Scream Queens is an over-exaggerated version of everything I hated about Coven, the third season of American Horror Story. Except, at least Coven had characters I liked and cared about, which distracted from the overly cheesy and ridiculous teen drama that made that season feel like Gossip Girl meets Charmed.

When I first heard that Fox was coming out with a show called Scream Queens, I thought it was going to be a period drama about girls in the days of old school horror who were actual Hollywood scream queens. I would’ve been excited for that. Instead, we’ve got a shitty unintentional homage to that shitty 2001 horror film Valentine. At least I could look at Denise Richards in that movie.

But after reading other reviews out there, it looks like I am the minority here. I’m fine with that. Because catering to the majority is why we have these awful PG-13 horror films and nothing truly memorable in that genre for decades.

Film Review: Sleepaway Camp (1983)

Also known as: Nightmare Vacation (alternate VHS title)
Release Date: November 18th, 1983
Directed by: Robert Hiltzik
Written by: Robert Hiltzik
Music by: Edward Bilous
Cast: Felissa Rose, Mike Kellin, Katherine Kamhi, Paul DeAngelo, Jonathan Tiersten, Karen Fields, Christopher Collet, Robert Earl Jones

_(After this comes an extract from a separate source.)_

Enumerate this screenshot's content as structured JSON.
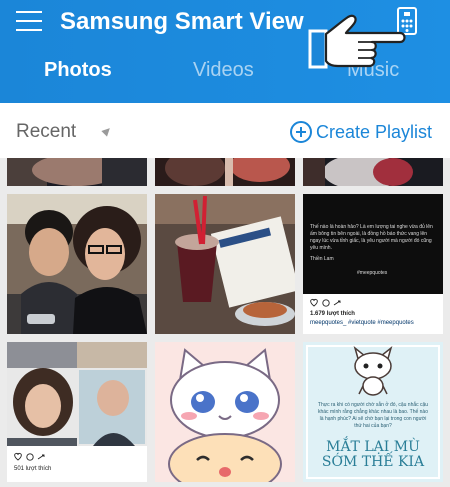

American Eagle Films, United Film Distribution Company, 87 Minutes

Review:

“She’s a real carpenter’s dream: flat as a board and needs a screw!” – Judy

The first time you watch Sleepaway Camp, it is truly shocking and a film experience that you will never forget. In fact, you may find it hard to stop thinking about it, running the conclusion over and over again in your mind. Once you know the film’s big secret, it doesn’t get any less effective when revisited. The key here, is to watch this film through to the very end. I won’t spoil the picture beyond that.

For the most part, this is a pretty straightforward slasher picture. Everything before the big ending is very cookie cutter. There isn’t a lot of anything that a slasher fan hasn’t seen before. But, at least, the teenagers make the film amusing. Plus, some of the deaths are really good and well thought out.

This was made for half the budget of the original Friday the 13th and it shows. You don’t need a lot of money to make these films work though. There is just a really noticeable difference in quality. This also wasn’t put out by a major studio like Paramount, it was put out by a small company for the late night grindhouse and drive-in crowd. It was a picture for true splatter fans and it delivers, especially the final scene.

Unfortunately, I can’t say much more without potentially spoiling something. It takes place at a summer camp, it plays like a Friday the 13th clone but you know something is different… it just feels different.

The film is a standard slasher but with fun kills, brutal kills and a huge shocker. Sleepaway Camp is really a six out of ten but the ending alone bumps it up to a seven.